Output what the records say, word for word, with no images.

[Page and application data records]

--

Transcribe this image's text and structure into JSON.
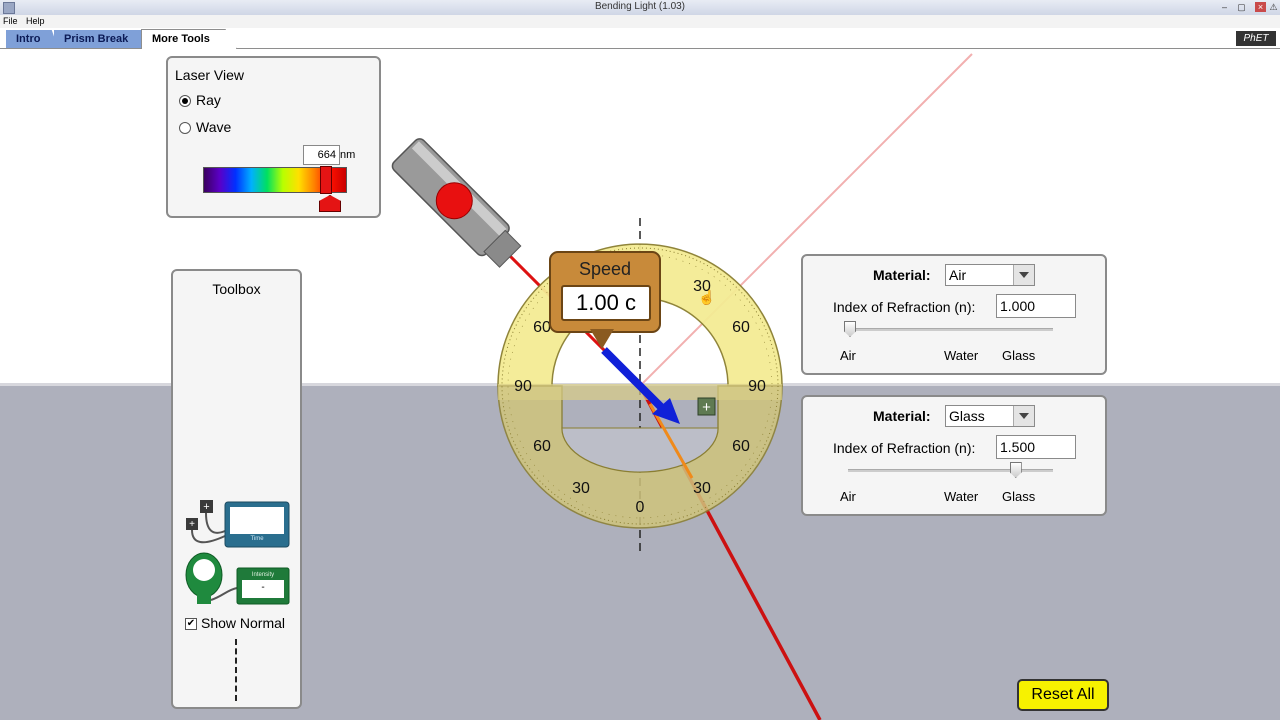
{
  "window": {
    "title": "Bending Light (1.03)"
  },
  "menu": {
    "file": "File",
    "help": "Help"
  },
  "tabs": [
    {
      "label": "Intro",
      "active": false
    },
    {
      "label": "Prism Break",
      "active": false
    },
    {
      "label": "More Tools",
      "active": true
    }
  ],
  "logo": "PhET",
  "laser_view": {
    "title": "Laser View",
    "ray_label": "Ray",
    "wave_label": "Wave",
    "selected": "Ray",
    "wavelength_value": "664",
    "wavelength_unit": "nm"
  },
  "toolbox": {
    "title": "Toolbox",
    "time_label": "Time",
    "intensity_label": "Intensity",
    "intensity_value": "-",
    "show_normal_label": "Show Normal",
    "show_normal_checked": true
  },
  "speed_tool": {
    "label": "Speed",
    "value": "1.00 c"
  },
  "protractor": {
    "labels": [
      "30",
      "60",
      "90",
      "60",
      "30",
      "0",
      "30",
      "60",
      "90",
      "60"
    ]
  },
  "top_medium": {
    "material_label": "Material:",
    "material_value": "Air",
    "index_label": "Index of Refraction (n):",
    "index_value": "1.000",
    "slider_fraction": 0.0,
    "ticks": [
      "Air",
      "Water",
      "Glass"
    ]
  },
  "bottom_medium": {
    "material_label": "Material:",
    "material_value": "Glass",
    "index_label": "Index of Refraction (n):",
    "index_value": "1.500",
    "slider_fraction": 0.85,
    "ticks": [
      "Air",
      "Water",
      "Glass"
    ]
  },
  "reset_all_label": "Reset All",
  "colors": {
    "laser": "#dd1111",
    "water": "#aeb0bc",
    "protractor": "#f2e890",
    "tab_inactive": "#7fa0d8",
    "reset": "#f7f200"
  }
}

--

EXERCISE RESPONSE:
Transcribe this image's text and structure into JSON.
{
  "window": {
    "title": "Bending Light (1.03)"
  },
  "menu": {
    "file": "File",
    "help": "Help"
  },
  "tabs": [
    {
      "label": "Intro",
      "active": false
    },
    {
      "label": "Prism Break",
      "active": false
    },
    {
      "label": "More Tools",
      "active": true
    }
  ],
  "logo": "PhET",
  "laser_view": {
    "title": "Laser View",
    "ray_label": "Ray",
    "wave_label": "Wave",
    "selected": "Ray",
    "wavelength_value": "664",
    "wavelength_unit": "nm"
  },
  "toolbox": {
    "title": "Toolbox",
    "time_label": "Time",
    "intensity_label": "Intensity",
    "intensity_value": "-",
    "show_normal_label": "Show Normal",
    "show_normal_checked": true
  },
  "speed_tool": {
    "label": "Speed",
    "value": "1.00 c"
  },
  "protractor": {
    "labels": [
      "30",
      "60",
      "90",
      "60",
      "30",
      "0",
      "30",
      "60",
      "90",
      "60"
    ]
  },
  "top_medium": {
    "material_label": "Material:",
    "material_value": "Air",
    "index_label": "Index of Refraction (n):",
    "index_value": "1.000",
    "slider_fraction": 0.0,
    "ticks": [
      "Air",
      "Water",
      "Glass"
    ]
  },
  "bottom_medium": {
    "material_label": "Material:",
    "material_value": "Glass",
    "index_label": "Index of Refraction (n):",
    "index_value": "1.500",
    "slider_fraction": 0.85,
    "ticks": [
      "Air",
      "Water",
      "Glass"
    ]
  },
  "reset_all_label": "Reset All",
  "colors": {
    "laser": "#dd1111",
    "water": "#aeb0bc",
    "protractor": "#f2e890",
    "tab_inactive": "#7fa0d8",
    "reset": "#f7f200"
  }
}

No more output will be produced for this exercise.